Charleston, North Carolina has become a new favorite haunt for us.
We've been twice within a year. We'll go again, don't you fear, and we'll go again after that. We've fallen in love with the lowcountry.
Of the many places we've seen, visited, and dined, a favorite of the haunts are the cemeteries.
You may go on the carriage ride where the man giving the tour is dressed up in a shrugged-up suit and dirty sneakers, where parents hold onto their partially sleeping children, but we'll be on the ground watching as you pass, the horse pooping in the bag attached to it's rear-end.
We'll wave at you, but we're on our way to the cemetery.
It's so Tim Burton-esque.
You'll listen to the history given by a tour guide, and we'll just walk through history, checking out all the old gravestones.
During the past two tours of Charleston, many hours have been spent walking around on-site cemeteries that are governed by the historical churches, their steeples an ample part of the skyline. These places are filled with aged marble, stone, low-hanging trees, and names that don't exist in our vernacular. Paths, worn between the markers, led us through the lives and deaths of Charleston residents, natives, foreigners and history-makers.
Last year, we spent the better part of our morning walking through the different grave sites.
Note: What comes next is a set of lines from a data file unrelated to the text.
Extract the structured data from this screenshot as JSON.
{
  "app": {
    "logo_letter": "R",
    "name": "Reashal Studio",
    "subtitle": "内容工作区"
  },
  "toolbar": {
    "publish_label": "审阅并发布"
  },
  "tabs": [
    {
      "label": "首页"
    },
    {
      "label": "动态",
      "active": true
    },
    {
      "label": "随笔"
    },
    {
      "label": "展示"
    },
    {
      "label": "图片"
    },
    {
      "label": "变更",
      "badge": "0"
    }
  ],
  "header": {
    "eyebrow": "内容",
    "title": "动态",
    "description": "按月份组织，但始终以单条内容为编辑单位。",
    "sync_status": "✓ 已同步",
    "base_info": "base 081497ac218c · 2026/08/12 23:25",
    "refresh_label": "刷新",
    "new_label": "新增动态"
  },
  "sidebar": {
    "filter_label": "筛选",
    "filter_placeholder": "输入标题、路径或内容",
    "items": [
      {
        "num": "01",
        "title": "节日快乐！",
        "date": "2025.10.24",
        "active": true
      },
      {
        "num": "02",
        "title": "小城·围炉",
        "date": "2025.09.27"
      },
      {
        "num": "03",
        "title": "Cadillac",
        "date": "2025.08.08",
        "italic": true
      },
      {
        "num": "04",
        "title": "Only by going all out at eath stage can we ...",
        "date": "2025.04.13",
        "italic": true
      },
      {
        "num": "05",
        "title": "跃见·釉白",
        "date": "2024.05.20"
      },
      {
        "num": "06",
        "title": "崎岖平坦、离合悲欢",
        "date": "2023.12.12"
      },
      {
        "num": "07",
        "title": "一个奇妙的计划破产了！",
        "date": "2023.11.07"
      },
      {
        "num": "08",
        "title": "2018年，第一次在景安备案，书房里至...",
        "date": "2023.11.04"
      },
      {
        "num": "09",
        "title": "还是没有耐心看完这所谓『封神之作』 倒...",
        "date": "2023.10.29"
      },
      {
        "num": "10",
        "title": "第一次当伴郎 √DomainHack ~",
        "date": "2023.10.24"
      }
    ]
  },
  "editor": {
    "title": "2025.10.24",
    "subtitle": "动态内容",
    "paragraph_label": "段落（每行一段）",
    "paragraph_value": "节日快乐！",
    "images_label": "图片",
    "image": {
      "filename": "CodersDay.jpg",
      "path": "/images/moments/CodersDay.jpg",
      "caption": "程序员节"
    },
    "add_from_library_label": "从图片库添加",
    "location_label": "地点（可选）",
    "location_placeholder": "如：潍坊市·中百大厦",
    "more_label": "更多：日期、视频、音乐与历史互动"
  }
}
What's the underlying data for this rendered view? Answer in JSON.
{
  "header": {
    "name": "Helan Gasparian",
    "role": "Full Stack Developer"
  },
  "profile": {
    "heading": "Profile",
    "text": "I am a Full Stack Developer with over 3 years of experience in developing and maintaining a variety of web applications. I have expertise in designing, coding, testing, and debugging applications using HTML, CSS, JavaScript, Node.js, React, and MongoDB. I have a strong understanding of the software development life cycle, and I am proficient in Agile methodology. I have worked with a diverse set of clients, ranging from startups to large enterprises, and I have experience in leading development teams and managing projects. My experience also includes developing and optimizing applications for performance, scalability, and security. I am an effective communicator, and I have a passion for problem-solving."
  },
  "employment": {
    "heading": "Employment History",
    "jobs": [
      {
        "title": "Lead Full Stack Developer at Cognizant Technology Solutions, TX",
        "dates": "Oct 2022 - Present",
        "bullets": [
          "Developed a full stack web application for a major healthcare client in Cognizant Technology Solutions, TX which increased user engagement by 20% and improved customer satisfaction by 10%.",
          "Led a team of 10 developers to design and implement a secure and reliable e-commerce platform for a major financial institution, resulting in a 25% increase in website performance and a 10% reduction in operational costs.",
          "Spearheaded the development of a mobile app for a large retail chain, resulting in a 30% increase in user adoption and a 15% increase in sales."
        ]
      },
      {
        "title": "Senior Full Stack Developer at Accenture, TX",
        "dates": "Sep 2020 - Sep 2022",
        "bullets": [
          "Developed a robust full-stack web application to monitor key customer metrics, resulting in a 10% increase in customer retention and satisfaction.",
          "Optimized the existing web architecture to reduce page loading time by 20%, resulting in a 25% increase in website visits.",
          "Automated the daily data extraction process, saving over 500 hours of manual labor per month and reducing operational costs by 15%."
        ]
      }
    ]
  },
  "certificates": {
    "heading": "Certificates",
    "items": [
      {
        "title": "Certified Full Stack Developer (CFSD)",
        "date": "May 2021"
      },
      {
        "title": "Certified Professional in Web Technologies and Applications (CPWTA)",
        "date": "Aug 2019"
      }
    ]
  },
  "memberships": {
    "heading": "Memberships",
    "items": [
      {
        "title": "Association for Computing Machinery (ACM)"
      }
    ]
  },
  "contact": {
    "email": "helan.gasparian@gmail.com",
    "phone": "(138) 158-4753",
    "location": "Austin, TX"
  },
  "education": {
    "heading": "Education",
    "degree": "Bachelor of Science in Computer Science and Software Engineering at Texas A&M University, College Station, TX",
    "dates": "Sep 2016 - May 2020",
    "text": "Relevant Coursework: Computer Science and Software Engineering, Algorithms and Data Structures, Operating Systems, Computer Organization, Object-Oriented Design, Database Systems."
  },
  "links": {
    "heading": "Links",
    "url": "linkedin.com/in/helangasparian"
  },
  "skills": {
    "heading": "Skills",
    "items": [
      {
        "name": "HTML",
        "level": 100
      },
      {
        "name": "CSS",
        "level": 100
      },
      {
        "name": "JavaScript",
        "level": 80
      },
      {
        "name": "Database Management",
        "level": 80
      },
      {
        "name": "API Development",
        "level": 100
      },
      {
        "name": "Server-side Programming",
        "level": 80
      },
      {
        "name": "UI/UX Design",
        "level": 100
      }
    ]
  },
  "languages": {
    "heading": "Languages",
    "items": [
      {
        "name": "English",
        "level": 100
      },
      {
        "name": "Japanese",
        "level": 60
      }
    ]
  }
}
I was loaded up with my photography arsenal: around my neck was my new Nikon DSLR, in my pocket was my cell phone for panoramas, in my bag was my GoPro, and around my wrist was my Polaroid Cube.
Unbeknownst to many, the Polaroid Cube is a much cheaper version of the GoPro. It's a small camera, barely an inch in width and height, that shoots wide-angle photos and video. This camera was housed in a bright blue turquoise silicone, and it was attached by a lanyard around my wrist.
You can't hook the Cube up to your phone, and there is no screen, so when you take a picture, you've got no idea what the end product will look like. It has brought back a spontaneity to digital photography that is often missing.
As I walked through the cemeteries, the Cube hung from my left wrist, dangling until I needed it. Most of my photos were taken with my Nikon DSLR. At one instant, scampering across a gravestone attached to the brick, I noticed a tiny lizard scrambling across the surfaces.
I checked the screen to make sure I was happy with my shot, and as I did, a lady approached me.
She looked at the turquoise contraption hanging from my left wrist.
"Is that a spirit censor?" she asked, fascinated with the device.
To her credit, since I was moving around, it swung left and right, as if it picked up the spirit of Mr. Pickney. With each sway, I was closer to a dead person's plasma.
"It's actually a camera," I said, showing her.
"I've never seen one like that before," she said, hiding her embarrassment.
"Well, I figured you haven't," I wanted to say, since I'm assuming she can barely handle her iPhone, nonetheless know about the latest gadgets available in digital photography.
Instead, I just smiled.
And went on photographing tombstones.
And sensing spirits.